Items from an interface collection
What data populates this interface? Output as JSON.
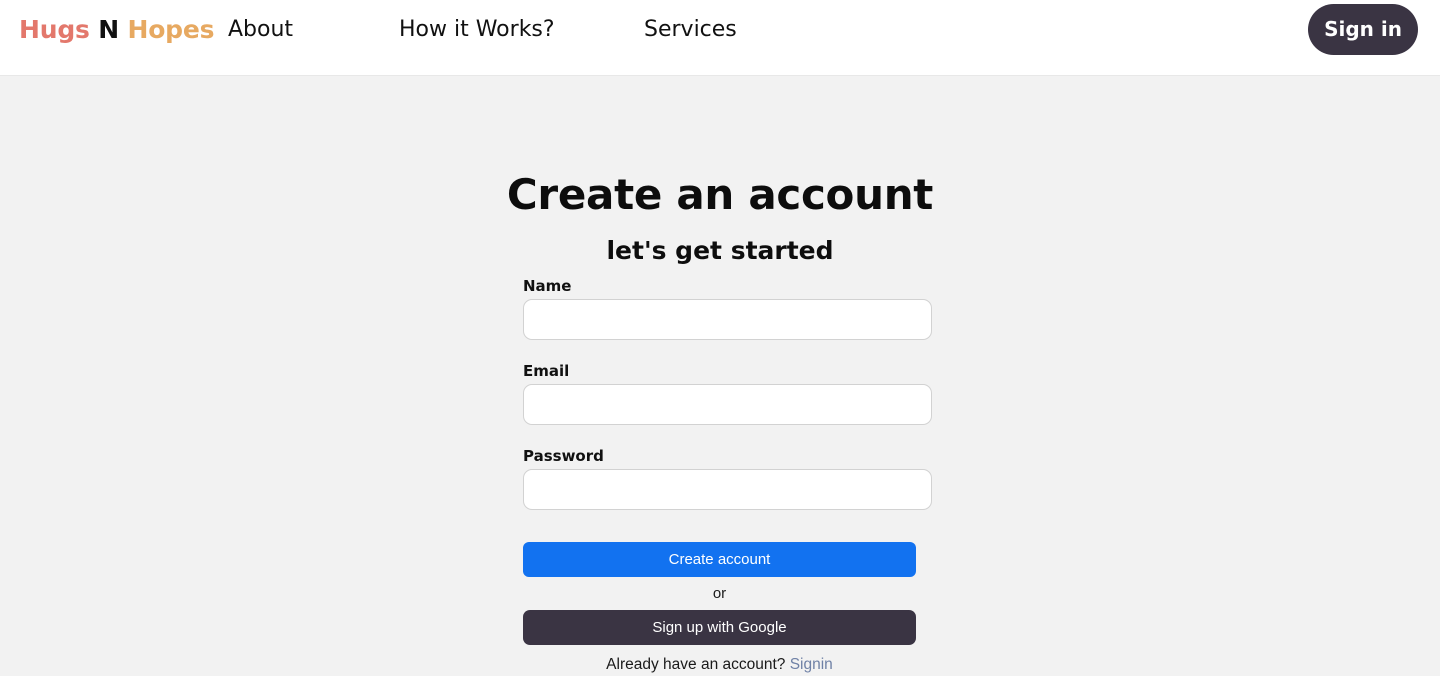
{
  "header": {
    "brand": {
      "part1": "Hugs",
      "part2": "N",
      "part3": "Hopes",
      "color1": "#e3786c",
      "color2": "#111111",
      "color3": "#e7a961"
    },
    "nav": [
      {
        "label": "About"
      },
      {
        "label": "How it Works?"
      },
      {
        "label": "Services"
      }
    ],
    "signin_button": "Sign in",
    "signin_button_color": "#3a3443",
    "background": "#ffffff"
  },
  "main": {
    "title": "Create an account",
    "subtitle": "let's get started",
    "background": "#f2f2f2",
    "form": {
      "fields": [
        {
          "label": "Name",
          "value": "",
          "placeholder": ""
        },
        {
          "label": "Email",
          "value": "",
          "placeholder": ""
        },
        {
          "label": "Password",
          "value": "",
          "placeholder": ""
        }
      ],
      "submit_label": "Create account",
      "submit_color": "#1272f0",
      "divider_text": "or",
      "google_label": "Sign up with Google",
      "google_color": "#3a3443",
      "footer_text": "Already have an account?",
      "footer_link": "Signin",
      "footer_link_color": "#6f81a6"
    }
  }
}
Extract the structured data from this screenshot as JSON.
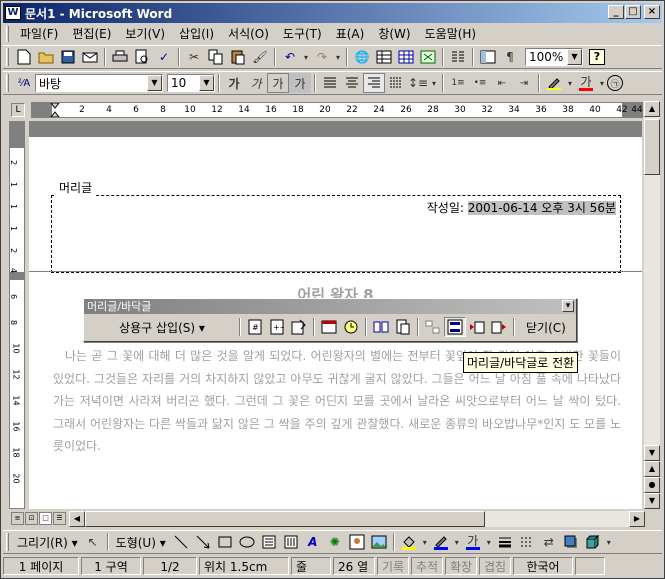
{
  "window": {
    "title": "문서1 - Microsoft Word",
    "icon": "word-doc-icon",
    "controls": {
      "minimize": "_",
      "maximize": "□",
      "close": "×"
    }
  },
  "menu": [
    "파일(F)",
    "편집(E)",
    "보기(V)",
    "삽입(I)",
    "서식(O)",
    "도구(T)",
    "표(A)",
    "창(W)",
    "도움말(H)"
  ],
  "toolbar_standard": {
    "zoom": "100%",
    "help": "?"
  },
  "toolbar_format": {
    "style": "바탕",
    "font_size": "10",
    "bold": "가",
    "italic": "가",
    "underline": "가",
    "charshade": "가",
    "font_color": "가"
  },
  "ruler": {
    "ticks": [
      "2",
      "4",
      "6",
      "8",
      "10",
      "12",
      "14",
      "16",
      "18",
      "20",
      "22",
      "24",
      "26",
      "28",
      "30",
      "32",
      "34",
      "36",
      "38",
      "40",
      "42",
      "44"
    ],
    "vticks": [
      "2",
      "1",
      "1",
      "1",
      "2",
      "4",
      "6",
      "8",
      "10",
      "12",
      "14",
      "16",
      "18",
      "20"
    ]
  },
  "document": {
    "header_label": "머리글",
    "header_date_prefix": "작성일:",
    "header_date_value": "2001-06-14 오후 3시 56분",
    "title": "어린 왕자 8",
    "body": "나는 곧 그 꽃에 대해 더 많은 것을 알게 되었다. 어린왕자의 별에는 전부터 꽃잎이 한 겹인 아주 소박한 꽃들이 있었다. 그것들은 자리를 거의 차지하지 않았고 아무도 귀찮게 굴지 않았다. 그들은 어느 날 아침 풀 속에 나타났다가는 저녁이면 사라져 버리곤 했다. 그런데 그 꽃은 어딘지 모를 곳에서 날라온 씨앗으로부터 어느 날 싹이 텄다. 그래서 어린왕자는 다른 싹들과 닮지 않은 그 싹을 주의 깊게 관찰했다. 새로운 종류의 바오밥나무*인지 도 모를 노릇이었다."
  },
  "header_footer_toolbar": {
    "title": "머리글/바닥글",
    "autotext": "상용구 삽입(S)",
    "close": "닫기(C)",
    "tooltip": "머리글/바닥글로 전환"
  },
  "drawing_toolbar": {
    "draw": "그리기(R)",
    "autoshapes": "도형(U)",
    "font_color": "가"
  },
  "status_bar": {
    "page": "1 페이지",
    "section": "1 구역",
    "pages": "1/2",
    "position": "위치 1.5cm",
    "line": "줄",
    "column": "26 열",
    "rec": "기록",
    "trk": "추적",
    "ext": "확장",
    "ovr": "겹침",
    "lang": "한국어"
  }
}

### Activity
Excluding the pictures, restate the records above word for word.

### Solution for this exercise
What data populates this interface? Output as JSON.
{
  "header": {
    "brand": {
      "part1": "Hugs",
      "part2": "N",
      "part3": "Hopes",
      "color1": "#e3786c",
      "color2": "#111111",
      "color3": "#e7a961"
    },
    "nav": [
      {
        "label": "About"
      },
      {
        "label": "How it Works?"
      },
      {
        "label": "Services"
      }
    ],
    "signin_button": "Sign in",
    "signin_button_color": "#3a3443",
    "background": "#ffffff"
  },
  "main": {
    "title": "Create an account",
    "subtitle": "let's get started",
    "background": "#f2f2f2",
    "form": {
      "fields": [
        {
          "label": "Name",
          "value": "",
          "placeholder": ""
        },
        {
          "label": "Email",
          "value": "",
          "placeholder": ""
        },
        {
          "label": "Password",
          "value": "",
          "placeholder": ""
        }
      ],
      "submit_label": "Create account",
      "submit_color": "#1272f0",
      "divider_text": "or",
      "google_label": "Sign up with Google",
      "google_color": "#3a3443",
      "footer_text": "Already have an account?",
      "footer_link": "Signin",
      "footer_link_color": "#6f81a6"
    }
  }
}
Extract the structured data from this screenshot as JSON.
{
  "window": {
    "title": "문서1 - Microsoft Word",
    "icon": "word-doc-icon",
    "controls": {
      "minimize": "_",
      "maximize": "□",
      "close": "×"
    }
  },
  "menu": [
    "파일(F)",
    "편집(E)",
    "보기(V)",
    "삽입(I)",
    "서식(O)",
    "도구(T)",
    "표(A)",
    "창(W)",
    "도움말(H)"
  ],
  "toolbar_standard": {
    "zoom": "100%",
    "help": "?"
  },
  "toolbar_format": {
    "style": "바탕",
    "font_size": "10",
    "bold": "가",
    "italic": "가",
    "underline": "가",
    "charshade": "가",
    "font_color": "가"
  },
  "ruler": {
    "ticks": [
      "2",
      "4",
      "6",
      "8",
      "10",
      "12",
      "14",
      "16",
      "18",
      "20",
      "22",
      "24",
      "26",
      "28",
      "30",
      "32",
      "34",
      "36",
      "38",
      "40",
      "42",
      "44"
    ],
    "vticks": [
      "2",
      "1",
      "1",
      "1",
      "2",
      "4",
      "6",
      "8",
      "10",
      "12",
      "14",
      "16",
      "18",
      "20"
    ]
  },
  "document": {
    "header_label": "머리글",
    "header_date_prefix": "작성일:",
    "header_date_value": "2001-06-14 오후 3시 56분",
    "title": "어린 왕자 8",
    "body": "나는 곧 그 꽃에 대해 더 많은 것을 알게 되었다. 어린왕자의 별에는 전부터 꽃잎이 한 겹인 아주 소박한 꽃들이 있었다. 그것들은 자리를 거의 차지하지 않았고 아무도 귀찮게 굴지 않았다. 그들은 어느 날 아침 풀 속에 나타났다가는 저녁이면 사라져 버리곤 했다. 그런데 그 꽃은 어딘지 모를 곳에서 날라온 씨앗으로부터 어느 날 싹이 텄다. 그래서 어린왕자는 다른 싹들과 닮지 않은 그 싹을 주의 깊게 관찰했다. 새로운 종류의 바오밥나무*인지 도 모를 노릇이었다."
  },
  "header_footer_toolbar": {
    "title": "머리글/바닥글",
    "autotext": "상용구 삽입(S)",
    "close": "닫기(C)",
    "tooltip": "머리글/바닥글로 전환"
  },
  "drawing_toolbar": {
    "draw": "그리기(R)",
    "autoshapes": "도형(U)",
    "font_color": "가"
  },
  "status_bar": {
    "page": "1 페이지",
    "section": "1 구역",
    "pages": "1/2",
    "position": "위치 1.5cm",
    "line": "줄",
    "column": "26 열",
    "rec": "기록",
    "trk": "추적",
    "ext": "확장",
    "ovr": "겹침",
    "lang": "한국어"
  }
}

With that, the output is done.